Hospitalists have long played an integral role in patient care and education at Rush. But with the January 2013 arrival of Amir Jaffer, MD, MBA, Rush established the Division of Hospital Medicine within the Department of Internal Medicine, articulating a defined vision for hospital medicine.
"We want to be considered the best academic hospital medicine division in Chicago and one of the best in the country," says Jaffer.
Hitting the Ground Running
In an effort to achieve that vision, the division has already greatly expanded the responsibilities of its hospitalists with focused initiatives in patient care, graduate medical education, patient safety, quality improvement and research.
In the past year, they have achieved the following:
- Launched the attending directed service (ADS) on several units to improve the quality, safety and efficacy of patient care, and to ensure that an attending is consistently on-hand to coordinate care and answer questions. For the ADS, an attending physician from the division partners with an advanced practice provider to care for medicine inpatients.
- Started care coordination rounds to ensure safe discharges. Attending hospitalists meet each morning with case managers and nurses to review patient care lists and identify potential impediments to discharge. The goal is to make discharges more efficient and safer.
- Redefined the division's care coordination model to help identify patients at high risk for readmission, and launched a transitional care clinic to connect these patients with their primary care providers after discharge.
- Established the 24/7 presence of hospitalists by having three nocturnists in-house nightly to cover the ADS and admissions for house staff, surgical services and hematology-oncology.
- Created a Section of Global Health, under the leadership of Stephanie Wang, MD, as well as a global health fellowship. Through the section, hospitalists and other health care providers travel to underprivileged countries to provide education and deliver care.
- Aligned the division with the internal medicine training program around internal medicine's newly established safety pillars: handoffs and transitions of care, medication safety, infection control and value-based care.
- Established monthly grand rounds, in partnership with John H. Stroger, Jr. Hospital of Cook County, and journal club, both for CME credit.
- Began holding monthly faculty development sessions.
Research and Quality Improvement
- Launched patient safety and quality improvement projects in several key areas, including identifying triggers for blood transfusions to reduce the number of transfusions, and identifying early recognition factors that would help to prevent sepsis. A third project is aimed at improving handoffs between day shift and night shift house staff.
- Became site principal investigators for two trials funded by the National Institutes of Health. Jaffer is the site PI for a genetics-informatics trial of warfarin to prevent deep vein thrombosis; Jisu Kim, MD, is slated to become co-PI of an upcoming myocardial ischemia and transfusion trial.
Looking Toward the Future

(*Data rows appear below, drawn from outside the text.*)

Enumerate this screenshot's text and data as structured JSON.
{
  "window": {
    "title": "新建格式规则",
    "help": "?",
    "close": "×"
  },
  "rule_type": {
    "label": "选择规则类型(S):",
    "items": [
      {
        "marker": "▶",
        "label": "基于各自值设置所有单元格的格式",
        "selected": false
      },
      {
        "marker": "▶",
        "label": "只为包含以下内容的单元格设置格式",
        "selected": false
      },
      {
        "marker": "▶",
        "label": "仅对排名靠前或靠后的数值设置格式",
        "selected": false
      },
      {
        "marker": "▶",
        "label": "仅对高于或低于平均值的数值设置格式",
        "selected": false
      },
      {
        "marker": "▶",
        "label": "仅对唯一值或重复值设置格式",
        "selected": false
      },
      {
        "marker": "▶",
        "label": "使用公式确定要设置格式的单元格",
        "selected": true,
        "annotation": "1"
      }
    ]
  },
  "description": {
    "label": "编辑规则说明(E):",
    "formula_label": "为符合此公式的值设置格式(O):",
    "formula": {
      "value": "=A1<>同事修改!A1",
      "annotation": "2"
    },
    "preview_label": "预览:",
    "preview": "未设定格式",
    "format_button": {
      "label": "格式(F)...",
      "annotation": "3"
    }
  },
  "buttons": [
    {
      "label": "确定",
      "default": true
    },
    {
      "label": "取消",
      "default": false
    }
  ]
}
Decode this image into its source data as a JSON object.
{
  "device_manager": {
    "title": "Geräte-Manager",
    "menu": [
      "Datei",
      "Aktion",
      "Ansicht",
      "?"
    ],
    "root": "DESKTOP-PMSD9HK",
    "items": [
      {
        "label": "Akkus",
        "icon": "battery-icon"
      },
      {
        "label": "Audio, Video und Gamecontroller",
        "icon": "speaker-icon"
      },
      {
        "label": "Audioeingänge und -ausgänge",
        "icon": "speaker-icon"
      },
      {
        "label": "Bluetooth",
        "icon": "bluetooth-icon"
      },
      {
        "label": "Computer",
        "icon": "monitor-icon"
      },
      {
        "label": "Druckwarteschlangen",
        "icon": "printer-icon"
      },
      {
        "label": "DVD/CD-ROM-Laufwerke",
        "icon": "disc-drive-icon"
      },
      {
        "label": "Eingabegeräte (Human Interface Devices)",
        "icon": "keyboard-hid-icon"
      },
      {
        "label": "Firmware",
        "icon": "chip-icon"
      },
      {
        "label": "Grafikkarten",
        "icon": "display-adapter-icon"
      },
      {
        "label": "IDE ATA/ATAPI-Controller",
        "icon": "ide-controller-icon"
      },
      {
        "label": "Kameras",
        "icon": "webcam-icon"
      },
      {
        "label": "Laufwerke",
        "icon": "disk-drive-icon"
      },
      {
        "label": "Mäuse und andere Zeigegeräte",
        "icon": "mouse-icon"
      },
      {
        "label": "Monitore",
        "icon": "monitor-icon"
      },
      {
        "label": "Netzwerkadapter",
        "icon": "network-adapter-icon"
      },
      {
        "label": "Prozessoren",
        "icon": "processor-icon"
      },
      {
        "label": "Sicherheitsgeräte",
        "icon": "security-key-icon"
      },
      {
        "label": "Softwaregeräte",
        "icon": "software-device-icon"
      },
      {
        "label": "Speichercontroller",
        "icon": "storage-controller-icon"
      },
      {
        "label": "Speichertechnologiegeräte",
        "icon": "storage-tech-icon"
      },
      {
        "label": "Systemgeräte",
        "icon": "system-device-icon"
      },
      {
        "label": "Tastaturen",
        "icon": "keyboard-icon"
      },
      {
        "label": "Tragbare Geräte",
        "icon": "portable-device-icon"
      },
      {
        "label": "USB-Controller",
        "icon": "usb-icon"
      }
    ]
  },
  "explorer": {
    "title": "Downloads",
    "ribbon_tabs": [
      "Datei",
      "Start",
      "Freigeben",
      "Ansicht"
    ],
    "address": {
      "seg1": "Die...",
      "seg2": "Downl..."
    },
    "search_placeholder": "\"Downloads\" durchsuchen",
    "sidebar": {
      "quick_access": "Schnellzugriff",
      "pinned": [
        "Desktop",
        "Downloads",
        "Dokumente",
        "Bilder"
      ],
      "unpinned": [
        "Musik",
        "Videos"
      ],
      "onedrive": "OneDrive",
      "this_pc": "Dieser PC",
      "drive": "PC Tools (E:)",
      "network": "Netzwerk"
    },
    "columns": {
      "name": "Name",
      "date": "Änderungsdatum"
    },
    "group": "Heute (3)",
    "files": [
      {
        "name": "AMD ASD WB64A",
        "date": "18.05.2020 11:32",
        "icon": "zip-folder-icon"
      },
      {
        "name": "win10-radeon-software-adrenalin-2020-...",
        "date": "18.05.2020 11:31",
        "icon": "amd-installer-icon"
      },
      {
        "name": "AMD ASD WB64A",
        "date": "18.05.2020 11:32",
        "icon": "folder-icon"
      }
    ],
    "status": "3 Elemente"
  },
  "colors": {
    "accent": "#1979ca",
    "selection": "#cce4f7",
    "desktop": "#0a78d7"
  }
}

"The trend — at Rush and nationally — is for today's hospitalists to be leaders not only in the delivery of care in the hospital, but in efforts to improve quality and patient safety," Jaffer says. "Quality and patient safety will continue to be priorities for the division moving forward. Given the rapid changes taking place in health care, we will also increasingly be looking for new and more efficient ways to deliver care while still maintaining the high level of quality for which Rush is known."